Several instigators were removed from a public meeting when it was clear they would not stop harassing the speaker.
The local Islamic community has outgrown their building of worship and would like to build a bigger mosque on nearby land they own.
A man whose jacket was adorned with an eagle -- its flag-painted wings in flight -- first stood up and began shouting hostile comments.
“What we looking at this, this is evil.”
“It was almost like a mob thing,” said Samer Shalaby in an interview with WUSA9. “They were pointing fingers, they were waving arms.”
Shalaby, a civil engineer and business owner, was giving a presentation for his religious organization when he was shouted down. He is a trustee of the Islamic Center of Fredericksburg, an organization which has been there for nearly 30 years.
WARNING: This video contains offensive content.
Another man stood up, and amid claps and agreement from others in the audience, began shouting at Shalaby.
“I will do everything in my power to make sure that does not happen, because you are terrorists,” a man said. “Every single one of you is a terrorist. I don’t care what you say.”
“You can smile at me, you can say what you want, but every Muslim is a terrorist,” he can be heard saying emphatically, in video filmed by Munira Salim Abdalla and shared with CBS affiliates WUSA9.
“Shut your mouth, I don’t want to hear your mouth,” he continued. “Everything that I can do to keep you from doing what you're doing will happen.”
That is when a Sheriff’s Deputy ended the meeting.
The woman who filmed the video and was seen on the front page of the The Free Lance-Star, said “it was horrible, really horrible to be called a terrorist.”
She is the chief administrator for the Islamic Ummah of Fredericksburg,
“It is so sad that people are so ignorant, and unfortunately I understand their fear, all of us have fear, including the Muslims," Abdalla said. “Because the people who did what they did are not Muslims.”
Some were concerned that people at the Mosque would take in refugees from Syria.
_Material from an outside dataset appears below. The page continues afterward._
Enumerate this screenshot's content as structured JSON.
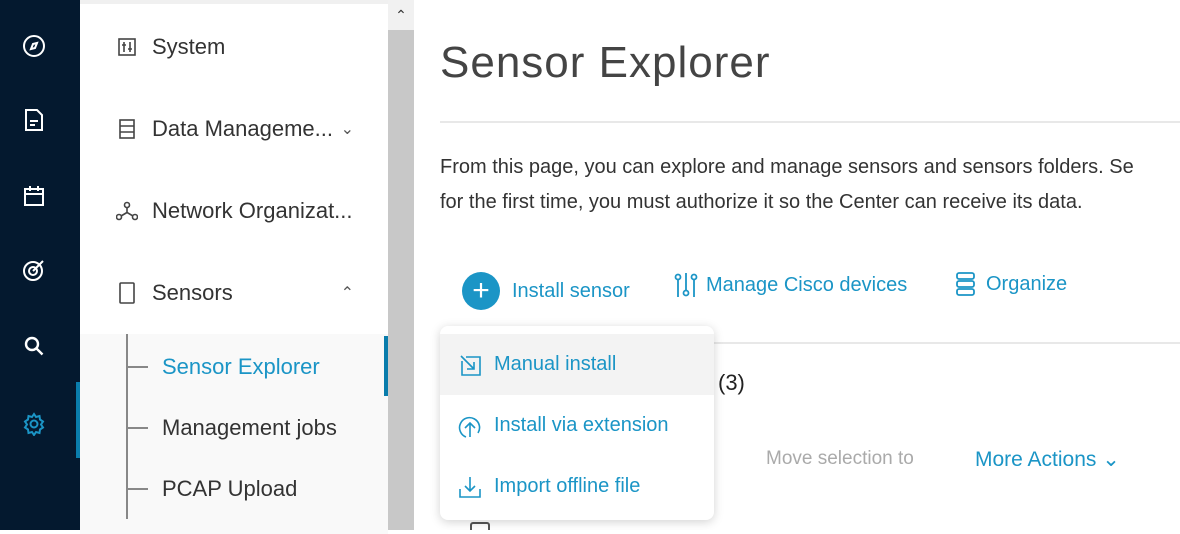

“Why did your great grandparents come here? Because of religious persecution and that’s exactly what you are doing to us," Abdalla said. “We try to do everything nice to please God, to please humanity."
Shalaby said parents are now afraid to send their children to Sunday school at the center because of the threats made at Tuesday night's meeting.
After WUSA and other organizations reported on the hateful attacks, the Islamic Center began to receive messages of support
"We have been getting emails, text messages, my phone is beeping all the time [with] people apologizing," Abdalla said to WUSA.
“It has been overwhelming support,” Shalaby said in an interview with reporter Brian Murphy, for the Fredericksburg paper. “Local friends, strangers, people I have never met call me and text me. It’s very humbling and very nice.”